--- START ---

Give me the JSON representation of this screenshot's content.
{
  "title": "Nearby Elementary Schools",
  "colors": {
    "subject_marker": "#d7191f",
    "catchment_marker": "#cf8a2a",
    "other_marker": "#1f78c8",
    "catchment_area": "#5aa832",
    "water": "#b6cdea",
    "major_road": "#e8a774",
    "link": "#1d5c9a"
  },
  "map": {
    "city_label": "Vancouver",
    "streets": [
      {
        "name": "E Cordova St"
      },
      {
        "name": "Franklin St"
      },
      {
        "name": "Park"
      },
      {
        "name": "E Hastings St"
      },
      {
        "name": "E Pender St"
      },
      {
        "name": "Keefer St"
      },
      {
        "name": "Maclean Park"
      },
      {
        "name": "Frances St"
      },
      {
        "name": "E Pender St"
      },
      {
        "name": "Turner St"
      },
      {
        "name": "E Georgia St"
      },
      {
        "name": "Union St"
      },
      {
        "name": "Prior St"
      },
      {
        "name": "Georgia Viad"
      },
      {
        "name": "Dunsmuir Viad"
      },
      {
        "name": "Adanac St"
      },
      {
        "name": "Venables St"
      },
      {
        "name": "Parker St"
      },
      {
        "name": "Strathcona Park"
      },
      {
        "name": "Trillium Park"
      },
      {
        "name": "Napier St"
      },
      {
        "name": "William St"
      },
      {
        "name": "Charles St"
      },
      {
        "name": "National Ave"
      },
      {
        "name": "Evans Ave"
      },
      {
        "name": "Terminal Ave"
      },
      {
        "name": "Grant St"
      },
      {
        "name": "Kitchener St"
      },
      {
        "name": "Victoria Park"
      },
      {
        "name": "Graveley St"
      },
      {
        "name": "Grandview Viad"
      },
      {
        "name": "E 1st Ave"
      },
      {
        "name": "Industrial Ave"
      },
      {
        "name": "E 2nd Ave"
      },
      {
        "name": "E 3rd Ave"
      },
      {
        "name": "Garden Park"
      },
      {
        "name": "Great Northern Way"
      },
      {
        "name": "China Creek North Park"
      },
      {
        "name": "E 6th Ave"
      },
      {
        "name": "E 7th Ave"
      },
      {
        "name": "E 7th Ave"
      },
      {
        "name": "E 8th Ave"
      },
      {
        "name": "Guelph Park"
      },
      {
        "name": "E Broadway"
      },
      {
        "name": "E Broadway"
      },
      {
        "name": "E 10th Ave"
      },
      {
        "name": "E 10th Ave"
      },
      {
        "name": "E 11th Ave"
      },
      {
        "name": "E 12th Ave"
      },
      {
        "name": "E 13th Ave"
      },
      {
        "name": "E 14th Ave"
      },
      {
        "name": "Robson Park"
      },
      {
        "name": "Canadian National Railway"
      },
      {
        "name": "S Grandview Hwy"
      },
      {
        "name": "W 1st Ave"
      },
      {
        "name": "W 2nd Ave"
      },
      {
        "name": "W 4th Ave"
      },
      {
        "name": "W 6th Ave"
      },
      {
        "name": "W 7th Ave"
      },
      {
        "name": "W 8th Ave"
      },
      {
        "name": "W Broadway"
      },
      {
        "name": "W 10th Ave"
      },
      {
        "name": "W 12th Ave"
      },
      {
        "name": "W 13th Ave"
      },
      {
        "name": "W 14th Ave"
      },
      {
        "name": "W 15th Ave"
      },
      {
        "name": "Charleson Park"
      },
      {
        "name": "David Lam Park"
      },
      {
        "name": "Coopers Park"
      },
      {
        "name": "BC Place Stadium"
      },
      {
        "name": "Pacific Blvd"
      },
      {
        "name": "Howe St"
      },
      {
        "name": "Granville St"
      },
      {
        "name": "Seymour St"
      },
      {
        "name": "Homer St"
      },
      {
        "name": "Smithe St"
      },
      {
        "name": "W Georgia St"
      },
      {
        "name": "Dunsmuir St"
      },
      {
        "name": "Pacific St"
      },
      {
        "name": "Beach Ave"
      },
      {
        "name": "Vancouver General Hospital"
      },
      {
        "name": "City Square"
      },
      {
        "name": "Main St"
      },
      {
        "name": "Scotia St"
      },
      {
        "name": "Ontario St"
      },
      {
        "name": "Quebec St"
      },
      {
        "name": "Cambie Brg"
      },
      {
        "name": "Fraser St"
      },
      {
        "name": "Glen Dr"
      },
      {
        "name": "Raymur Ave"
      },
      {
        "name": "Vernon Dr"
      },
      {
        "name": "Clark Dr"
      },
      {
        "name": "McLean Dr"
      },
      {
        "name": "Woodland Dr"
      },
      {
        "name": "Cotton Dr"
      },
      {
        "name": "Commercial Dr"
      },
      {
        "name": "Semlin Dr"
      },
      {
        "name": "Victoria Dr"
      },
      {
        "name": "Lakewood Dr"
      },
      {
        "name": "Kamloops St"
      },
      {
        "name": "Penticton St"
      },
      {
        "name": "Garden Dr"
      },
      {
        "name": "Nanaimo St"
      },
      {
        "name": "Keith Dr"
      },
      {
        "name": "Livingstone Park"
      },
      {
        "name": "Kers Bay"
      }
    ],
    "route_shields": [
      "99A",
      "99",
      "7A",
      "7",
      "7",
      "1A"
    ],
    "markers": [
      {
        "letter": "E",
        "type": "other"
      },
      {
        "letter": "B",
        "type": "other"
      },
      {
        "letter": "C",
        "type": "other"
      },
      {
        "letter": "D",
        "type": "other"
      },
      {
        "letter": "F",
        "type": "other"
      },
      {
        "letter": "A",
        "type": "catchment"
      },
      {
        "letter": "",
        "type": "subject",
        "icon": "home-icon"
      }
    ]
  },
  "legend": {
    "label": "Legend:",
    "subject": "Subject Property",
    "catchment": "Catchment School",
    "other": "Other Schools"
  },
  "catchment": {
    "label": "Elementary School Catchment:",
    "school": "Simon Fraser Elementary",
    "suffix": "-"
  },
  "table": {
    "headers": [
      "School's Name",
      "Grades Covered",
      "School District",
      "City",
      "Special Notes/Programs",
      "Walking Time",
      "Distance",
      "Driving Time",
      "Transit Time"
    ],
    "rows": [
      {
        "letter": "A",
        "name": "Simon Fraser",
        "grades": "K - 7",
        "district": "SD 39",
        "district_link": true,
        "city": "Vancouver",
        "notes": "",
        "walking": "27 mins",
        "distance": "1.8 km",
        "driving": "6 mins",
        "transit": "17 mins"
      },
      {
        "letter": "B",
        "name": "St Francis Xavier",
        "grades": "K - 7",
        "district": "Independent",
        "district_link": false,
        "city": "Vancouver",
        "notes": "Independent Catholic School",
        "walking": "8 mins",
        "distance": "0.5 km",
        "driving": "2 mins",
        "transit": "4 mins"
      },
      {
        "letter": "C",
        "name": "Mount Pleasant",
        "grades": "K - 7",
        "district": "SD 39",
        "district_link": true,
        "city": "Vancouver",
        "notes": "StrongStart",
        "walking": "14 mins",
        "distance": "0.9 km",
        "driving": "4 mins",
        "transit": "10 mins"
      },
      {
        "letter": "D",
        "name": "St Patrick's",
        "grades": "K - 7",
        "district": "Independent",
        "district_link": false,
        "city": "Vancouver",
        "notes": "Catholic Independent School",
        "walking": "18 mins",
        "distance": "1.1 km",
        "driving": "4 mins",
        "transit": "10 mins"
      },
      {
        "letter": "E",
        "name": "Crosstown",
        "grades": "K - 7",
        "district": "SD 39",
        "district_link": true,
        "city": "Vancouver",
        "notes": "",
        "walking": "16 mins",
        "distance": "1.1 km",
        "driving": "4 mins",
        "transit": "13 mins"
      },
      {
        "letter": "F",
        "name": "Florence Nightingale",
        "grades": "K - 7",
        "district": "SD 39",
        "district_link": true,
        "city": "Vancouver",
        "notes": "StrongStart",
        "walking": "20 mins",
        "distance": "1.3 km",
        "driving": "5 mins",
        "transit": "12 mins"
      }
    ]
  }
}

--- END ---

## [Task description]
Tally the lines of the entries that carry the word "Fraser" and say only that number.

## [Answer for the task]
3